Neither are under Test selection pressure, but their form in the game’s longest format will not go unnoticed.
Both would feel like they missed out in a batter’s paradise in Pakistan earlier this year where Labuschagne averaged 34.00 and Warner 33.80.
That feeling would have grown for the pair on Wednesday, which provided a brutal reminder that runs will be far harder to come by in Sri Lanka.
The wickets tumbled in quick fashion and both Warner and Labuschagne perished against Sri Lanka’s spin.
Warner could consider himself a little unlucky. Ramesh Mendis looked to bowl a stock ball but it skidded on to go past Warner’s front-foot defence and have him trapped in front for 25.
Labuschagne’s dismissal was less understandable. He played a loose reverse sweep against Mendis straight to the fielder at point.
Now Warner averages just 26.85 in seven innings in Sri Lanka, while his Test average in Asia is 34.30.
Meanwhile, Labuschagne averages just 26.40 in 10 innings in Asia.
Since making 90 in the first Test against Pakistan in Rawalpindi, he has scores of 0, 44, 0, 36 and now 13.
What will concern Australia further is that his dip in form stretches across all formats in 2022.

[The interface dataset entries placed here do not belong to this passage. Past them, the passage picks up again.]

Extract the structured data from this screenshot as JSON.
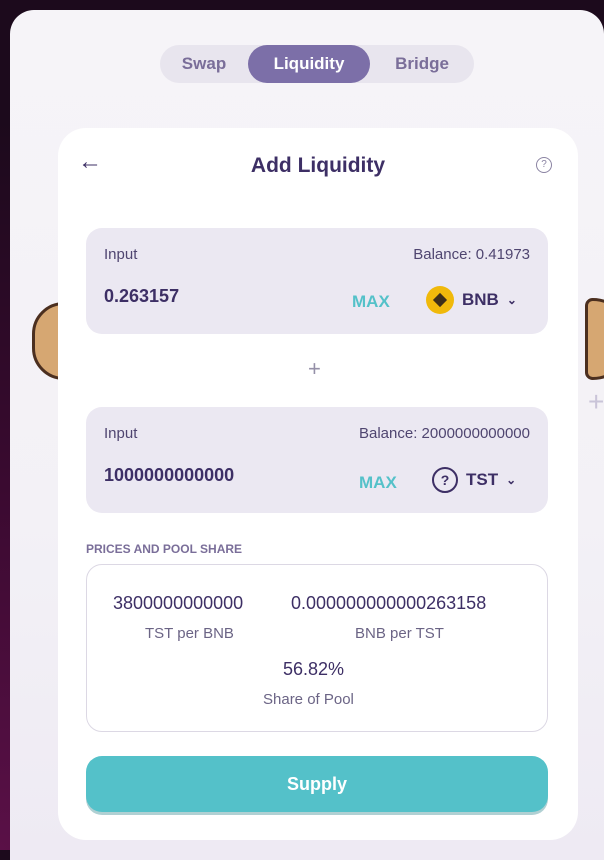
{
  "tabs": [
    {
      "label": "Swap"
    },
    {
      "label": "Liquidity"
    },
    {
      "label": "Bridge"
    }
  ],
  "active_tab": "Liquidity",
  "card": {
    "title": "Add Liquidity",
    "back_icon": "arrow-left-icon",
    "help_icon": "question-circle-icon",
    "help_glyph": "?"
  },
  "input_a": {
    "label": "Input",
    "balance": "Balance: 0.41973",
    "value": "0.263157",
    "max_label": "MAX",
    "token": "BNB",
    "token_icon": "bnb-icon"
  },
  "plus": "+",
  "input_b": {
    "label": "Input",
    "balance": "Balance: 2000000000000",
    "value": "1000000000000",
    "max_label": "MAX",
    "token": "TST",
    "token_icon": "question-circle-icon",
    "token_glyph": "?"
  },
  "prices": {
    "section_label": "PRICES AND POOL SHARE",
    "items": [
      {
        "value": "3800000000000",
        "caption": "TST per BNB"
      },
      {
        "value": "0.000000000000263158",
        "caption": "BNB per TST"
      },
      {
        "value": "56.82%",
        "caption": "Share of Pool"
      }
    ]
  },
  "supply_label": "Supply",
  "colors": {
    "accent_purple": "#7c6fa8",
    "accent_teal": "#54c1c9",
    "text_dark": "#3d2f65",
    "bnb_yellow": "#f0b90b"
  },
  "chevron_glyph": "⌄"
}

This year, he averages 26.05 in all formats and has only made two half centuries in 19 knocks.